This was a relatively intimate party with no more than 40 people in someone's home, sponsored by a Jewish agency's singles division.
On top of grossing me out and boring me, I was cognizant that this guy was also likely to convey an image that I did not necessary need to be tainted by. I politely closed out the conversation and moved on. And I certainly did not shake hands with him.
How do you carry on a conversation with someone who's more intent on excavating his nasal cavity and rubbing it with a dirty tissue than a conversation? If I knew the answer to that question, I would be able to solve a lot of problems.
A run-of-the mill singles event is not steeped in the pomp and circumstance of a debutant cotillion, a senior prom or even a Bar Mitzvah. However, in some social settings, especially the pressure-cooker of singles events, there are things to do and things not to do.

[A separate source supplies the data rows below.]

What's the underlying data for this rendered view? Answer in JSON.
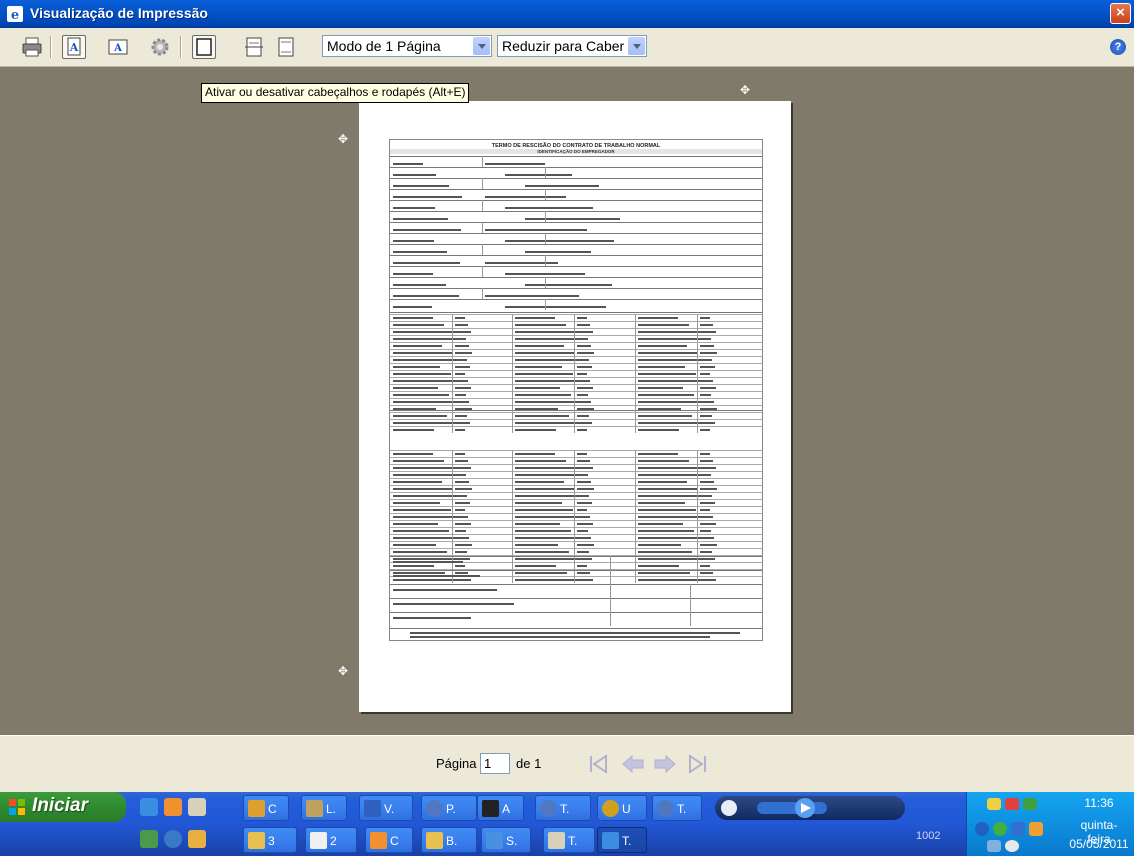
{
  "window": {
    "title": "Visualização de Impressão",
    "close_label": "×"
  },
  "toolbar": {
    "page_mode": "Modo de 1 Página",
    "fit_mode": "Reduzir para Caber",
    "help_label": "?"
  },
  "tooltip": "Ativar ou desativar cabeçalhos e rodapés (Alt+E)",
  "document": {
    "title": "TERMO DE RESCISÃO DO CONTRATO DE TRABALHO NORMAL",
    "sections": [
      "IDENTIFICAÇÃO DO EMPREGADOR",
      "IDENTIFICAÇÃO DO TRABALHADOR",
      "DADOS DO CONTRATO",
      "DISCRIMINAÇÃO DAS VERBAS RESCISÓRIAS",
      "FORMALIZAÇÃO DA RESCISÃO"
    ]
  },
  "navigation": {
    "page_label": "Página",
    "current_page": "1",
    "of_label": "de 1"
  },
  "taskbar": {
    "start_label": "Iniciar",
    "tasks_row1": [
      "C",
      "L.",
      "V.",
      "P.",
      "A",
      "T.",
      "U",
      "T."
    ],
    "tasks_row2": [
      "3",
      "2",
      "C",
      "B.",
      "S.",
      "T.",
      "T."
    ],
    "tray_number": "1002",
    "time": "11:36",
    "day": "quinta-feira",
    "date": "05/05/2011"
  }
}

I do not pretend to be the arbiter of taste or etiquette, just an adherent to common sense. Surely, most normal people would not want to be seen picking their noses at a singles event.
Here's a List

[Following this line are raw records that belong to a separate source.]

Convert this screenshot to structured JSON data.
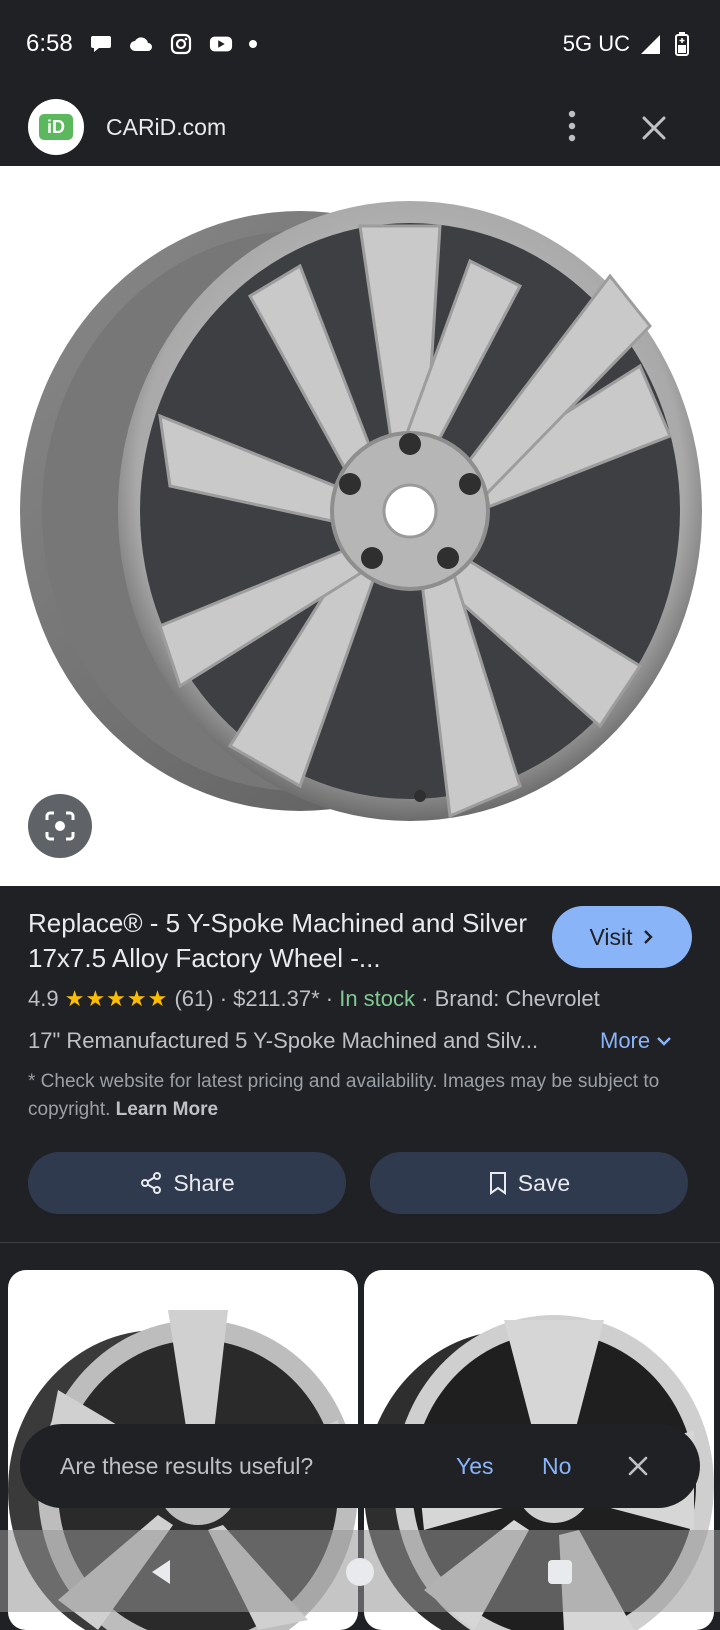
{
  "status": {
    "time": "6:58",
    "network": "5G UC",
    "icons": [
      "chat-bubble-icon",
      "cloud-icon",
      "instagram-icon",
      "youtube-icon",
      "notification-dot-icon",
      "signal-icon",
      "battery-charging-icon"
    ]
  },
  "header": {
    "logo_text": "iD",
    "site": "CARiD.com",
    "icons": [
      "more-vertical-icon",
      "close-icon"
    ]
  },
  "result": {
    "title": "Replace® - 5 Y-Spoke Machined and Silver 17x7.5 Alloy Factory Wheel -...",
    "visit_label": "Visit",
    "rating": "4.9",
    "stars": "★★★★★",
    "reviews": "(61)",
    "sep1": "·",
    "price": "$211.37*",
    "sep2": "·",
    "stock": "In stock",
    "sep3": "·",
    "brand": "Brand: Chevrolet",
    "description": "17\" Remanufactured 5 Y-Spoke Machined and Silv...",
    "more_label": "More",
    "disclaimer": "* Check website for latest pricing and availability. Images may be subject to copyright.",
    "learn_more": "Learn More",
    "share_label": "Share",
    "save_label": "Save"
  },
  "feedback": {
    "question": "Are these results useful?",
    "yes": "Yes",
    "no": "No"
  },
  "colors": {
    "background": "#202124",
    "accent": "#8ab4f8",
    "in_stock": "#81c995",
    "star": "#fbbc04",
    "button": "#303a4f"
  }
}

Is it now time for an official "Out of the Gutter" "Do's" and "Do Not's" list for singles events, like TV Guide's "Cheers and Jeers," or Ebert and that other guy's thumbs-up for movies? Maybe Martha Stewart will one day dedicate an episode of her show to the topic.
There's plenty of other behavior that should be avoided when it comes to singles events. Here's a little list of things to do and things to not do at singles events. Believe it or not, I have seen most of these faux pas in action, live in the flesh at singles events, dances and social mixers.
· Do say that you're looking for the right person. Don't tell the person you're chatting with that nobody at the event is good enough for you.
· Do make sure you look presentable. Don't carry on a conversation while picking a snotty booger from your nose.
· Do ask for someone's phone number if you had a nice conversation and want to continue it later. Don't proceed around the table to every member of the opposite sex, asking for phone numbers.
· Do have a snack if food is present. Don't overload your plate and get into an argument over who took the last carrot stick.
· Do allude to previous relationships. Don't give a detailed roster of everyone you ever dated or worse go off on a rant about how your ex-fiance physically and mentally abused you before being institutionalized.
· Do politely scan the room while conversing with someone. Don't totally ignore the person you are talking with until someone more attractive walks by.
· Do have a beverage at or before the event, maybe to loosen up a bit. Don't get sloppy drunk so your speech is slurred, you are incoherent and throw up in a stairway.
· Do carry on a conversation at a reasonable distance from the other person. Don't get in the face of the person you're talking with so he/she is so close they can tell what you had for lunch.
· Do enjoy holiday parties, such as Purim or Halloween, where wearing a costume is not only fun but encouraged. Don'twear the same costume to Shabbat services.
· Do engage in witty banter. Don't tell offensive jokes to a stranger with no sense of humor.
· Dotell people about your workplace or home life. Don't ask a total stranger to represent you in far-reaching litigation against a former employer along with former doctors and local, state and federal government authorities who conspired to break into your house so they could poison you and your dog, then steal your car, house and money.
· Do exchange information, such as telephone numbers or business cards with interesting people you would like to know better. Don't give out phony numbers to unsuspecting innocent people.
· Do make eye contact. Don't stare at a woman's breasts.
· Dopay a compliment if it's warranted. Don't use raunchy pick-up lines like, "Nice dress, betcha it would look good on my floor tomorrow morning" or "You know what would look good on you? … Me."
· Doattend an event with a friend or friends. Don't use your friends as an excuse not to talk with anyone else, even if the other people there do not meet your ideal.
·Do attend and participate in social events with an athletic or competitive bent. Don't pretend as if the fate of the free world rests on your performance at the sporting or charity poker event.
· Do try to enjoy your next singles event. Don't be disappointed at the end.
Roy S. Gutterman is a Syracuse, New York-based writer. To contact him, visit: www.Lrev.com.